--- Available data ---

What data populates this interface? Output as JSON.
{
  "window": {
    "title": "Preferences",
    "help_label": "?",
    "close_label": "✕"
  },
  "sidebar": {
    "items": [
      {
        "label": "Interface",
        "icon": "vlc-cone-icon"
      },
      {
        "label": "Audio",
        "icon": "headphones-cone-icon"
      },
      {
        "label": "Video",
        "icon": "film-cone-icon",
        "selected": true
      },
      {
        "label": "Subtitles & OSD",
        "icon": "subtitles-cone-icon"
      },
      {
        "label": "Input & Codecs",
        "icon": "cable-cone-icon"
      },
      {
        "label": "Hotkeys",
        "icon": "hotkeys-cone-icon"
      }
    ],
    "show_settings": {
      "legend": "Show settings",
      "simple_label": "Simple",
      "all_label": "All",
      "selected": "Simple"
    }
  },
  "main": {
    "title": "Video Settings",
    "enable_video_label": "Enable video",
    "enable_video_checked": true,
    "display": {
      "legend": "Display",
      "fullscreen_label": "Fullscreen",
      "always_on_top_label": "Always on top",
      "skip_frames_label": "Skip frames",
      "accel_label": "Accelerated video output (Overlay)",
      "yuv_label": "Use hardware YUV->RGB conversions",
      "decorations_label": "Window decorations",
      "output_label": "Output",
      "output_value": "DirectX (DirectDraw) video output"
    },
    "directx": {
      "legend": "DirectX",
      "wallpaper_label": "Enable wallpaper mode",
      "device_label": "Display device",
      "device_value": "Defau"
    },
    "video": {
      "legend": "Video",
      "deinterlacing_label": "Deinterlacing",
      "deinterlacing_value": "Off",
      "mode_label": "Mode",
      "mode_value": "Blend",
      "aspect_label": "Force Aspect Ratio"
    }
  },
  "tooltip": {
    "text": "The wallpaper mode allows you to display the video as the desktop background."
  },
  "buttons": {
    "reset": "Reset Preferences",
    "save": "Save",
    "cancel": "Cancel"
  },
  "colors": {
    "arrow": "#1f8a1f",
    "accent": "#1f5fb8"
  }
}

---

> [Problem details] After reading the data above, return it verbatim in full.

> [Output below]
What data populates this interface? Output as JSON.
{
  "window": {
    "title": "Preferences",
    "help_label": "?",
    "close_label": "✕"
  },
  "sidebar": {
    "items": [
      {
        "label": "Interface",
        "icon": "vlc-cone-icon"
      },
      {
        "label": "Audio",
        "icon": "headphones-cone-icon"
      },
      {
        "label": "Video",
        "icon": "film-cone-icon",
        "selected": true
      },
      {
        "label": "Subtitles & OSD",
        "icon": "subtitles-cone-icon"
      },
      {
        "label": "Input & Codecs",
        "icon": "cable-cone-icon"
      },
      {
        "label": "Hotkeys",
        "icon": "hotkeys-cone-icon"
      }
    ],
    "show_settings": {
      "legend": "Show settings",
      "simple_label": "Simple",
      "all_label": "All",
      "selected": "Simple"
    }
  },
  "main": {
    "title": "Video Settings",
    "enable_video_label": "Enable video",
    "enable_video_checked": true,
    "display": {
      "legend": "Display",
      "fullscreen_label": "Fullscreen",
      "always_on_top_label": "Always on top",
      "skip_frames_label": "Skip frames",
      "accel_label": "Accelerated video output (Overlay)",
      "yuv_label": "Use hardware YUV->RGB conversions",
      "decorations_label": "Window decorations",
      "output_label": "Output",
      "output_value": "DirectX (DirectDraw) video output"
    },
    "directx": {
      "legend": "DirectX",
      "wallpaper_label": "Enable wallpaper mode",
      "device_label": "Display device",
      "device_value": "Defau"
    },
    "video": {
      "legend": "Video",
      "deinterlacing_label": "Deinterlacing",
      "deinterlacing_value": "Off",
      "mode_label": "Mode",
      "mode_value": "Blend",
      "aspect_label": "Force Aspect Ratio"
    }
  },
  "tooltip": {
    "text": "The wallpaper mode allows you to display the video as the desktop background."
  },
  "buttons": {
    "reset": "Reset Preferences",
    "save": "Save",
    "cancel": "Cancel"
  },
  "colors": {
    "arrow": "#1f8a1f",
    "accent": "#1f5fb8"
  }
}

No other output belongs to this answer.